js (the code snippet two blocks above), which only works with the enter selection, will suffice.

By operating on the update and exit selections as well, you are setting up a dynamic mapping, that will be responsive to updates in the data.

There are at least two ways of combining enterWithStyling.

js and visibleUpdate.

js (i.


to both create and style the <rect> nodes ‘from scratch’ and to update them when the data changes).

The ‘old’ way is to do this:Here we save a reference to the binding, which is in effect an update selection, and from it, we obtain the enter selection (which we use to create <rect> nodes from scratch), and then merge it (think of it like a union of sets, if you are mathematically inclined) back with update selection.

If we ask ourselves ‘what is the selection referring to’ after the ‘merge’ operation, we can say that it refers to ‘newly created rect nodes, along with the nodes that were already there in the first place’.

Now that the selection is referring to this combination of cases, we can style this selection of nodes in one fell swoop using selection.


See here for an example of this occurring (I setup a ‘dynamic’ dataset in order to show the value of doing things this way).

You might have noticed that the code makes no reference to the exit selection.

Indeed, when you look at the example, you can see that over time, the number of <rect> nodes on the page never decreases, even though sometimes it should, in cases when the data array shortens in length.

Let’s fix that by making reference to the exit selection:Each selection has a .

remove method available on it, which serves to remove all of the containing nodes.

(For current purposes, it is hard to see why one would want to remove any nodes other than the exit selection).

Let’s see how that looks.

Ok, that’s better.

We can now see the number of <rect> nodes on the page increasing and decreasing in tandem with the length of the data array.

We finally have ourselves a ‘dynamic mapping’.

Newer releases of d3 introduce a new selection method, called selection.

join which makes this whole process a lot easier and with less ‘boilerplate’.

You might recognise this method from Code Snippet One.

With it, we can rewrite the previous example like this:selection.

join will append the specified element to each of the ‘pseudo-nodes’ in the enter selection, and it will return you these new nodes and the updated nodes (if any) in a single selection, so that subsequent lines can be used for styling them both at the same time.

It will also remove any nodes that have been made redundant by the latest data binding.

Wrapping upIf you’ve made it this far, it means you have all the mental models and terminology necessary to understand Code Snippet One.

The only thing I haven’t covered yet is the yScale that features at the top of the code snippet, but I’m assuming you already know what a scale is.

In d3, creating a scale requires writing the following ‘skeleton’:generator().


range()And you end up with a function that maps values in your dataset to an output range that usually refers to SVG coordinates.

It is worth highlighting that in SVG coordinates, the y value increases as you move down the page.

The diagram below should help explain why we need to set the y coordinate of each rect according to height — yScale(d) (the y coordinate refers to the position of the top edge of the <rect> node):It should go without saying that d3 also provides a myriad of ‘helper’ functions like these, that make the construction of all sorts of different chart types a whole lot easier.
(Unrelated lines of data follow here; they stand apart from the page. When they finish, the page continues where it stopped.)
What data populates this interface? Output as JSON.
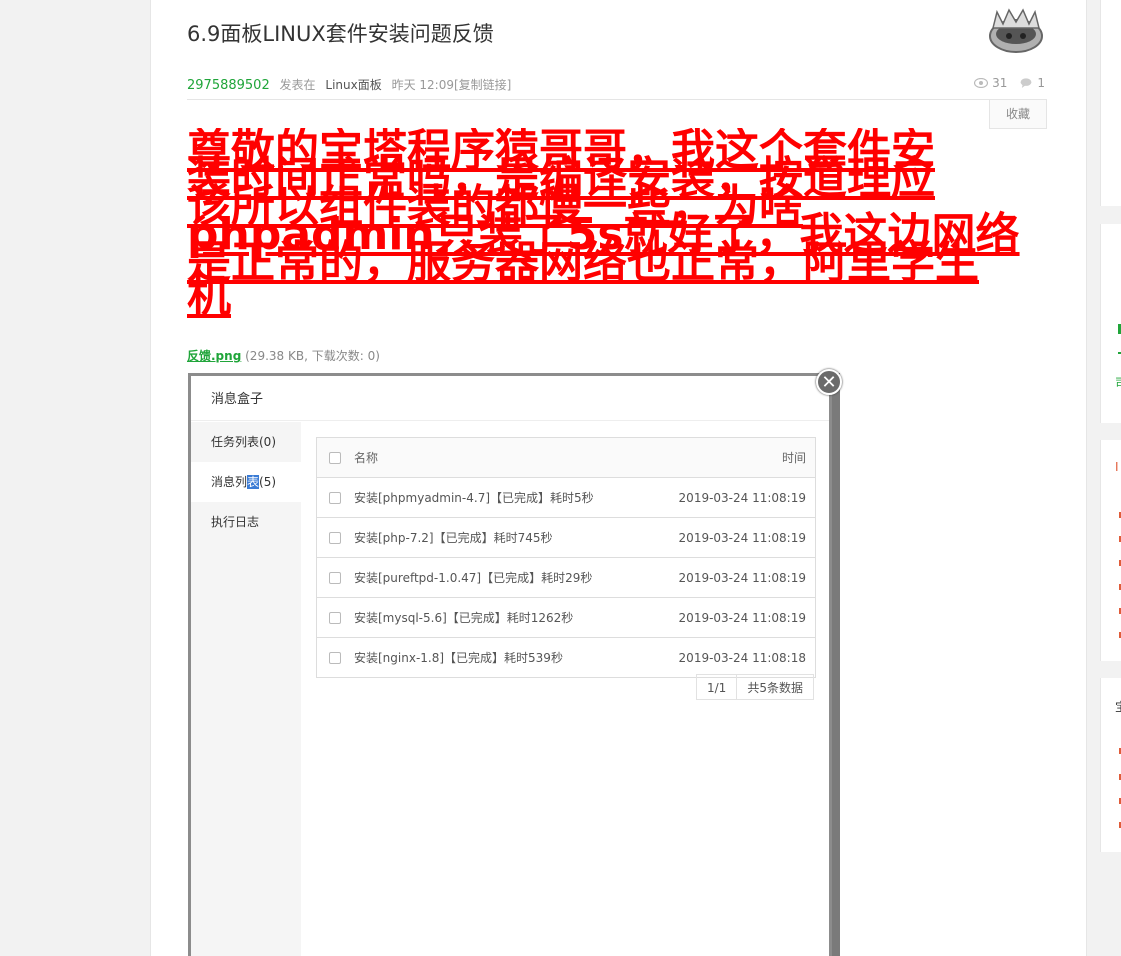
{
  "thread": {
    "title": "6.9面板LINUX套件安装问题反馈",
    "author": "2975889502",
    "posted_in": "发表在",
    "board": "Linux面板",
    "time": "昨天 12:09",
    "copy_link": "[复制链接]",
    "views": "31",
    "replies": "1",
    "favorite_label": "收藏"
  },
  "post": {
    "lines": [
      "尊敬的宝塔程序猿哥哥，我这个套件安",
      "装时间正常吗，是编译安装，按道理应",
      "该所以组件装的都慢一些，为啥",
      "phpadmin只装了5s就好了，我这边网络",
      "是正常的，服务器网络也正常，阿里学生",
      "机"
    ],
    "text_color": "#ff0000"
  },
  "attachment": {
    "filename": "反馈.png",
    "info": "(29.38 KB, 下载次数: 0)"
  },
  "message_box": {
    "title": "消息盒子",
    "side_tabs": [
      {
        "label": "任务列表(0)"
      },
      {
        "label_pre": "消息列",
        "label_hl": "表",
        "label_post": "(5)"
      },
      {
        "label": "执行日志"
      }
    ],
    "table_headers": {
      "name": "名称",
      "time": "时间"
    },
    "rows": [
      {
        "name": "安装[phpmyadmin-4.7]【已完成】耗时5秒",
        "time": "2019-03-24 11:08:19"
      },
      {
        "name": "安装[php-7.2]【已完成】耗时745秒",
        "time": "2019-03-24 11:08:19"
      },
      {
        "name": "安装[pureftpd-1.0.47]【已完成】耗时29秒",
        "time": "2019-03-24 11:08:19"
      },
      {
        "name": "安装[mysql-5.6]【已完成】耗时1262秒",
        "time": "2019-03-24 11:08:19"
      },
      {
        "name": "安装[nginx-1.8]【已完成】耗时539秒",
        "time": "2019-03-24 11:08:18"
      }
    ],
    "pager": {
      "page": "1/1",
      "total": "共5条数据"
    },
    "close_icon": "close-icon"
  },
  "sidebar": {
    "card2_text": "司",
    "card3_text": "I",
    "card4_text": "宝"
  },
  "colors": {
    "accent": "#20a53a",
    "post_text": "#ff0000"
  }
}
Have fun exploring them all!This should be enough for you to get going.

You’re next ‘level up’ will involve coming to a better mental model of what a selection actually is.

I still need to introduce you to another noun, called a group.
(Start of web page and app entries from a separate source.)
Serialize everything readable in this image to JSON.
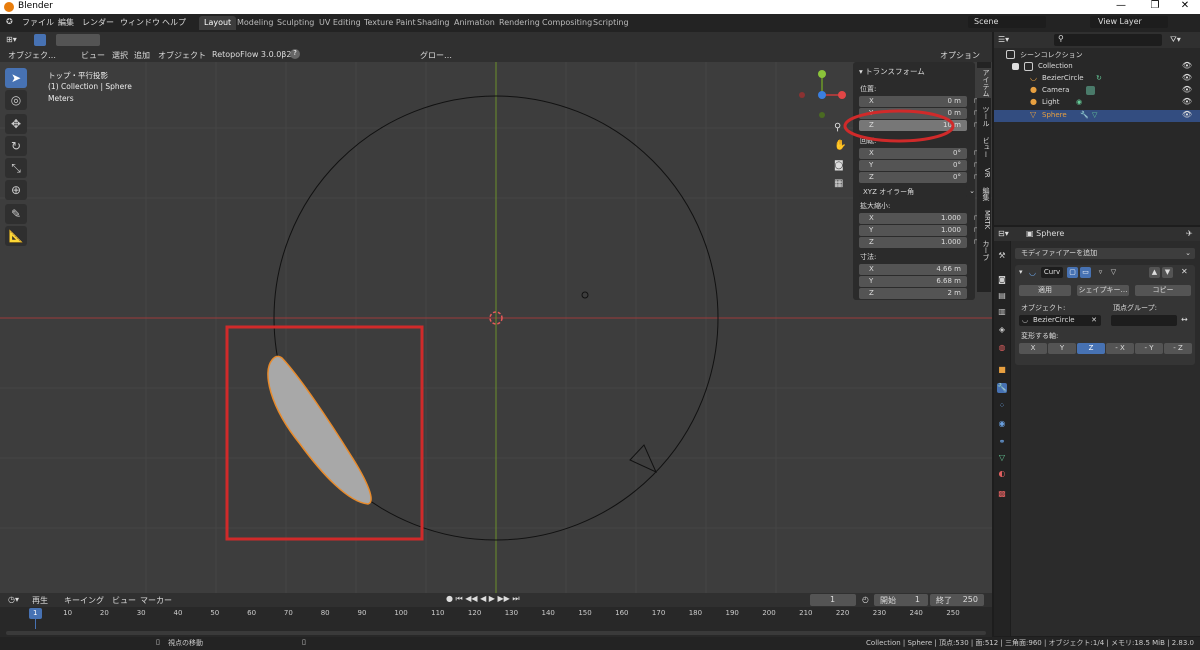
{
  "window": {
    "title": "Blender",
    "controls": [
      "—",
      "❐",
      "✕"
    ]
  },
  "menus": [
    "ファイル",
    "編集",
    "レンダー",
    "ウィンドウ",
    "ヘルプ"
  ],
  "workspaces": [
    {
      "label": "Layout",
      "active": true
    },
    {
      "label": "Modeling"
    },
    {
      "label": "Sculpting"
    },
    {
      "label": "UV Editing"
    },
    {
      "label": "Texture Paint"
    },
    {
      "label": "Shading"
    },
    {
      "label": "Animation"
    },
    {
      "label": "Rendering"
    },
    {
      "label": "Compositing"
    },
    {
      "label": "Scripting"
    }
  ],
  "scene": {
    "name": "Scene",
    "view_layer": "View Layer"
  },
  "viewport_header": {
    "mode": "オブジェク…",
    "view": "ビュー",
    "select": "選択",
    "add": "追加",
    "object": "オブジェクト",
    "addon": "RetopoFlow 3.0.0β2",
    "orientation": "グロー…",
    "options": "オプション"
  },
  "viewport_info": {
    "line1": "トップ・平行投影",
    "line2": "(1) Collection | Sphere",
    "line3": "Meters"
  },
  "transform_panel": {
    "title": "トランスフォーム",
    "location_label": "位置:",
    "location": [
      {
        "axis": "X",
        "value": "0 m"
      },
      {
        "axis": "Y",
        "value": "0 m"
      },
      {
        "axis": "Z",
        "value": "10 m"
      }
    ],
    "rotation_label": "回転:",
    "rotation": [
      {
        "axis": "X",
        "value": "0°"
      },
      {
        "axis": "Y",
        "value": "0°"
      },
      {
        "axis": "Z",
        "value": "0°"
      }
    ],
    "rotation_mode": "XYZ オイラー角",
    "scale_label": "拡大縮小:",
    "scale": [
      {
        "axis": "X",
        "value": "1.000"
      },
      {
        "axis": "Y",
        "value": "1.000"
      },
      {
        "axis": "Z",
        "value": "1.000"
      }
    ],
    "dimensions_label": "寸法:",
    "dimensions": [
      {
        "axis": "X",
        "value": "4.66 m"
      },
      {
        "axis": "Y",
        "value": "6.68 m"
      },
      {
        "axis": "Z",
        "value": "2 m"
      }
    ]
  },
  "side_tabs": [
    "アイテム",
    "ツール",
    "ビュー",
    "VR",
    "編集",
    "MRTK",
    "カーブ"
  ],
  "outliner": {
    "root": "シーンコレクション",
    "collection": "Collection",
    "items": [
      "BezierCircle",
      "Camera",
      "Light",
      "Sphere"
    ],
    "selected": "Sphere"
  },
  "properties": {
    "object_name": "Sphere",
    "add_modifier": "モディファイアーを追加",
    "modifier_name": "Curv",
    "apply": "適用",
    "shape_key": "シェイプキー…",
    "copy": "コピー",
    "object_label": "オブジェクト:",
    "object_value": "BezierCircle",
    "vertex_group_label": "頂点グループ:",
    "deform_axis_label": "変形する軸:",
    "axes": [
      {
        "label": "X"
      },
      {
        "label": "Y"
      },
      {
        "label": "Z",
        "active": true
      },
      {
        "label": "- X"
      },
      {
        "label": "- Y"
      },
      {
        "label": "- Z"
      }
    ]
  },
  "timeline": {
    "playback": "再生",
    "keying": "キーイング",
    "view": "ビュー",
    "marker": "マーカー",
    "current": "1",
    "start_label": "開始",
    "start": "1",
    "end_label": "終了",
    "end": "250",
    "frames": [
      "1",
      "10",
      "20",
      "30",
      "40",
      "50",
      "60",
      "70",
      "80",
      "90",
      "100",
      "110",
      "120",
      "130",
      "140",
      "150",
      "160",
      "170",
      "180",
      "190",
      "200",
      "210",
      "220",
      "230",
      "240",
      "250"
    ]
  },
  "status": {
    "hint": "視点の移動",
    "info": "Collection | Sphere | 頂点:530 | 面:512 | 三角面:960 | オブジェクト:1/4 | メモリ:18.5 MiB | 2.83.0"
  },
  "colors": {
    "accent": "#4772b3",
    "selection": "#e88b2c",
    "annotation": "#d02a2a",
    "x_axis": "#c83c3c",
    "y_axis": "#6c9a28"
  }
}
This will help you come to a more sophisticated understanding of the data-binding process.

If you can’t wait to find out about this, check out this article.

If this tutorial was helpful to you, please do let me know below in the comments, and I will write another article that explains selections in more depth, and perhaps plug up any leaky abstractions.
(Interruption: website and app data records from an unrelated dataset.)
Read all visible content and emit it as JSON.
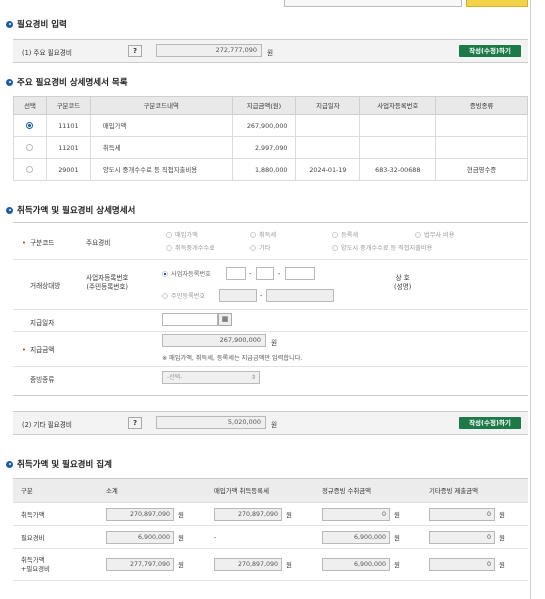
{
  "top": {
    "partial_text": "···"
  },
  "section1": {
    "title": "필요경비 입력"
  },
  "main_expense": {
    "label": "(1) 주요 필요경비",
    "help": "?",
    "value": "272,777,090",
    "unit": "원",
    "button": "작성(수정)하기"
  },
  "section2": {
    "title": "주요 필요경비 상세명세서 목록"
  },
  "list": {
    "headers": [
      "선택",
      "구분코드",
      "구분코드내역",
      "지급금액(원)",
      "지급일자",
      "사업자등록번호",
      "증빙종류"
    ],
    "rows": [
      {
        "code": "11101",
        "desc": "매입가액",
        "amount": "267,900,000",
        "date": "",
        "bizno": "",
        "proof": "",
        "selected": true
      },
      {
        "code": "11201",
        "desc": "취득세",
        "amount": "2,997,090",
        "date": "",
        "bizno": "",
        "proof": "",
        "selected": false
      },
      {
        "code": "29001",
        "desc": "양도시 중개수수료 등 직접지출비용",
        "amount": "1,880,000",
        "date": "2024-01-19",
        "bizno": "683-32-00688",
        "proof": "현금영수증",
        "selected": false
      }
    ]
  },
  "section3": {
    "title": "취득가액 및 필요경비 상세명세서"
  },
  "form": {
    "category_label": "구분코드",
    "category_sub": "주요경비",
    "options": [
      "매입가액",
      "취득세",
      "등록세",
      "법무사 비용",
      "취득중개수수료",
      "기타",
      "양도시 중개수수료 등 직접지출비용"
    ],
    "party_label": "거래상대방",
    "bizno_label": "사업자등록번호\n(주민등록번호)",
    "bizno_option": "사업자등록번호",
    "resno_option": "주민등록번호",
    "company_label": "상 호\n(성명)",
    "date_label": "지급일자",
    "calendar_icon": "▦",
    "amount_label": "지급금액",
    "amount_value": "267,900,000",
    "amount_unit": "원",
    "amount_note": "※ 매입가액, 취득세, 등록세는 지급금액만 입력합니다.",
    "proof_label": "증빙종류",
    "proof_select": "-선택-"
  },
  "other_expense": {
    "label": "(2) 기타 필요경비",
    "help": "?",
    "value": "5,020,000",
    "unit": "원",
    "button": "작성(수정)하기"
  },
  "section4": {
    "title": "취득가액 및 필요경비 집계"
  },
  "summary": {
    "headers": [
      "구분",
      "소계",
      "매입가액 취득등록세",
      "정규증빙 수취금액",
      "기타증빙 제출금액"
    ],
    "rows": [
      {
        "label": "취득가액",
        "subtotal": "270,897,090",
        "purchase": "270,897,090",
        "regular": "0",
        "other": "0"
      },
      {
        "label": "필요경비",
        "subtotal": "6,900,000",
        "purchase": "-",
        "regular": "6,900,000",
        "other": "0"
      },
      {
        "label": "취득가액\n+필요경비",
        "subtotal": "277,797,090",
        "purchase": "270,897,090",
        "regular": "6,900,000",
        "other": "0"
      }
    ],
    "unit": "원"
  }
}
Also, I would be interested to know what you think about this way of structuring a ‘how-to’ article in terms of nouns and verbs.

Was it helpful?’Till next time.


. More details

Leave a Reply